Karamo Brown, Bill Nye the Science Guy and Natalie Portman shared their passions backstage at the Forum in Los Angeles.
By Zoe Demarco
Thousands of passionate young change-makers from across the Golden State ventured to the Forum in Los Angeles for WE Day California on April 25, to hear inspiring speakers, talented performers and A-list celebrities.
The biggest WE Day event of the season was full of entertaining and memorable on-stage moments, like host Neil Patrick Harris entering the show accompanied by a marching band, Selena Gomez calling WE Day the “best day of the year” and Chance the Rapper encouraging the crowd to lead with positivity.
But it was in the quiet backstage moments, after signing autographs on the blue carpet and before taking the stage to inspire the crowd, where the day’s speakers had the chance to talk intimately about the issues they’re passionate about and the causes that connected them to WE.
Founded by Craig Kielburger in 1995, the WE movement believes that when we work together we can create a better world. With the original goal of ending child labour, WE has grown into a collection of organizations that work in harmony to change the world. WE Villages addresses the underlying issues of poverty in developing countries and WE Schools empowers students in North America and the UK with the tools and resources to take action on local and global issues. Youth can earn tickets to a WE Day event by taking action through WE Schools.
Check out three inspiring messages from backstage at WE Day.
Settling into her dressing room, Natalie Portman expressed her undying love for The Baby-Sitters Club series. When she quit reading them—“I was getting too old”—she had amassed a collection of over 100 books. The books follow the exploits of a group of girls who start their own babysitting business. The wise entrepreneurs she found in the pages of each B.S.C. novel provided Portman with strong female role models from a young age.
The Oscar-winning actor has been a strong supporter of the Time’s Up movement, advocating for women’s equity, opportunity and safety in the workplace. Portman believes that power exists in unity, and that by creating a global sisterhood we can further the fight for women’s empowerment and equality. When she travelled to Kenya with ME to WE in 2015, she witnessed firsthand the imbalance of power that is created when there are educational disparities between boys and girls.

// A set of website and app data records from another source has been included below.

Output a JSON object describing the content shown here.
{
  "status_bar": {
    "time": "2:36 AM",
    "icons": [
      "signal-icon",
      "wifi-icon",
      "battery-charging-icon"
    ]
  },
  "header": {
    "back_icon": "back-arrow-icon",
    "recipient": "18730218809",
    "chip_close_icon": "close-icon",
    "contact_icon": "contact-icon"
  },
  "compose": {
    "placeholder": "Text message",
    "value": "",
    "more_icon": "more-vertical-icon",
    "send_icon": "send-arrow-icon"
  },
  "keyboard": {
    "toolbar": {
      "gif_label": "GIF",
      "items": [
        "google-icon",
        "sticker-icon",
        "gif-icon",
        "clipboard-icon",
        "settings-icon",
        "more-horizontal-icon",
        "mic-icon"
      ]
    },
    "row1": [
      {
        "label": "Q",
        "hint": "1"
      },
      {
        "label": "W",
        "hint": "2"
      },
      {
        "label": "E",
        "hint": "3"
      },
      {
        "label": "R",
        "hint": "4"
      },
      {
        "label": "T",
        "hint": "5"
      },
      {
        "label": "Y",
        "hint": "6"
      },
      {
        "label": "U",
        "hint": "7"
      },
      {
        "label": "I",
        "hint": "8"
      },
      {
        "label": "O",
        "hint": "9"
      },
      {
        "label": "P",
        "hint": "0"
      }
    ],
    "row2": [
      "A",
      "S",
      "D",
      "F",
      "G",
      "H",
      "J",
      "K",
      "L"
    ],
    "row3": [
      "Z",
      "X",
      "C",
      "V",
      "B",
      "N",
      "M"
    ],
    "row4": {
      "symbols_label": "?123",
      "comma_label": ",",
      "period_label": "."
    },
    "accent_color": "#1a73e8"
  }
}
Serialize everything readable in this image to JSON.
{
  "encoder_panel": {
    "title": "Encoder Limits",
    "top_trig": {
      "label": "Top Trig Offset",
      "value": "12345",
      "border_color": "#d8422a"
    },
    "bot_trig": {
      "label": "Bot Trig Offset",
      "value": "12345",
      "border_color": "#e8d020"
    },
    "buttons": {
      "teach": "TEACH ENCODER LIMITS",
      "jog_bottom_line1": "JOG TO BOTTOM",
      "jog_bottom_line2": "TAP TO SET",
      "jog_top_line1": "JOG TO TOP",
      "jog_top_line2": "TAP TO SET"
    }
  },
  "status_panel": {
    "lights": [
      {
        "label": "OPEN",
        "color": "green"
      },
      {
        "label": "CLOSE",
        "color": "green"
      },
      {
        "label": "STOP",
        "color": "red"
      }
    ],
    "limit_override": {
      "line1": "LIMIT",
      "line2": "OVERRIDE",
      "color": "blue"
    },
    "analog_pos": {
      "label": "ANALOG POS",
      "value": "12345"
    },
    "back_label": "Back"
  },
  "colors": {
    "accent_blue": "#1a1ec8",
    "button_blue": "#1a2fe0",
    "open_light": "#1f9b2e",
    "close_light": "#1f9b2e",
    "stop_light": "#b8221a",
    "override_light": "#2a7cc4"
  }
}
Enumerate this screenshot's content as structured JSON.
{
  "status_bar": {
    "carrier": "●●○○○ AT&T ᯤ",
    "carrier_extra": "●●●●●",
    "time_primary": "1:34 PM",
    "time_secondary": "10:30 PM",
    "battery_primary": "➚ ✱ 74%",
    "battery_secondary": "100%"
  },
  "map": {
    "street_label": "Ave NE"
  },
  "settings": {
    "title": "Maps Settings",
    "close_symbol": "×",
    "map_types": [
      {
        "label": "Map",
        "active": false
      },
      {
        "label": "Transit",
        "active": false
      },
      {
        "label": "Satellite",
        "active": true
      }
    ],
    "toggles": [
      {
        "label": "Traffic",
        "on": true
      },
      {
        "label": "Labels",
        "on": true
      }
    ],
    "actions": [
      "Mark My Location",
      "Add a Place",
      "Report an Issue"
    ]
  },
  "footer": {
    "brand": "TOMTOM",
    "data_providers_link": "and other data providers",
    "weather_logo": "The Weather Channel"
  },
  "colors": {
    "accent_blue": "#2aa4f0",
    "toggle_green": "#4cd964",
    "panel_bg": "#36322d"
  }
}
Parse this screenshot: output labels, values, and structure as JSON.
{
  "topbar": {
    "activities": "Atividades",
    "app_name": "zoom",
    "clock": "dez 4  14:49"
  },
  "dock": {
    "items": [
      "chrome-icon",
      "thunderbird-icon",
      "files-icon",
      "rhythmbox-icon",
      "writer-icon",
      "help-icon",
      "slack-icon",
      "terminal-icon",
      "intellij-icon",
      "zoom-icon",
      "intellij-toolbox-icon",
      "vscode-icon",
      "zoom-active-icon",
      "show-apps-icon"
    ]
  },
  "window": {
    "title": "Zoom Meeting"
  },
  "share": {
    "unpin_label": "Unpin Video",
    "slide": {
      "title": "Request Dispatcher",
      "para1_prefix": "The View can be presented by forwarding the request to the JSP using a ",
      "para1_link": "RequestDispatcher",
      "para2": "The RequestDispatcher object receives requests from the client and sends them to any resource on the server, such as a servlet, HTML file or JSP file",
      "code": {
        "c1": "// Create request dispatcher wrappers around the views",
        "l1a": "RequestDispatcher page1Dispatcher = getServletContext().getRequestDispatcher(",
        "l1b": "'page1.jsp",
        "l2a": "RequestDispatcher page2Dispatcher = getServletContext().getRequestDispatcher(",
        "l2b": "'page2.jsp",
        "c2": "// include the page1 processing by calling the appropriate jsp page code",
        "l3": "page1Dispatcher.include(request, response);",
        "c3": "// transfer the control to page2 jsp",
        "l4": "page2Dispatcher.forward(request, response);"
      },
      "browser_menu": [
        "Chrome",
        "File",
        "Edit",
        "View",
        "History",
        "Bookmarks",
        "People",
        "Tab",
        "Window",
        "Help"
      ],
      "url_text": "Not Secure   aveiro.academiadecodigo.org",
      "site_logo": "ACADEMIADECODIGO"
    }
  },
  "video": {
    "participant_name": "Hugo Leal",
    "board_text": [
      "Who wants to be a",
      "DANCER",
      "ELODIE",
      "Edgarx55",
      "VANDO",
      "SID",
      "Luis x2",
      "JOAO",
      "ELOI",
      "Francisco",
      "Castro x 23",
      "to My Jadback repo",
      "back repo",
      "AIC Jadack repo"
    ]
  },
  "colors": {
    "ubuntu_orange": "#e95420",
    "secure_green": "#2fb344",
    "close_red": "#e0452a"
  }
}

“A world of empowered women would be where you wouldn’t even have to note someone’s gender in terms of talking about their opportunity or wages or safety or treatment,” she said. “It would be where everyone is just considered a person and treated well because they’re a person, not because of any particularity about their genes.”
Between bites of ME to WE’s award-winning chocolate, the Science Guy talked about his role as CEO of the Planetary Society, an organization dedicated to raising awareness about the value of space exploration and planetary science. Compared to other space ventures, such as military satellites, space exploration is relatively inexpensive, he says. In the flesh, Bill Nye is the same white lab-coat-wearing Bill Nye the Science Guy that made your childhood self believe that science rules.
Nye believes there’s life on other planets and hopes to test that hypothesis in the future – he’s not envisioning little green men in UFOs, but some form of bacteria or other microorganism. The Europa Clipper mission is one way he hopes to find out. Slated for launch in 2023, the mission will send a spacecraft into orbit around Jupiter, where it will be able to perform close flybys of Jupiter’s moon Europa to investigate whether it’s harbouring the conditions for life beneath its icy surface.
“If we were able to discover life, or evidence of life, like some fossilized bacteria, it would change the course of human history. It would be profound. It would be like Copernicus discovering that the Earth goes around the sun, or Galileo learning that the moon has craters,” he said. “There are two questions we all ask: where did we come from and are we alone in the universe? If you want to answer those questions you’ve got to explore space.”
Before he was Queer Eye’s culture expert, Karamo Brown co-founded 6in10.org, an organization that combats HIV stigma and provides mental health support and HIV education to the Black LGBT community. With the amount of knowledge we have as a society about how to prevent HIV, the incidence of cases should be falling. However, in communities of colour and in LGBT communities, the number of infected individuals is rising. Brown believes that there is a mental health aspect that exists when it comes to HIV prevention. When people don’t feel comfortable having conversations about how to protect themselves or about how they’re feeling, there are deeper mental health and self-esteem issues at play. Clad in his signature LA Dodgers hat and a sequined bomber jacket, Brown said he hopes that by empowering people with the confidence to speak up for themselves, as well as providing them with additional education and prophylactics, the number of cases will decline.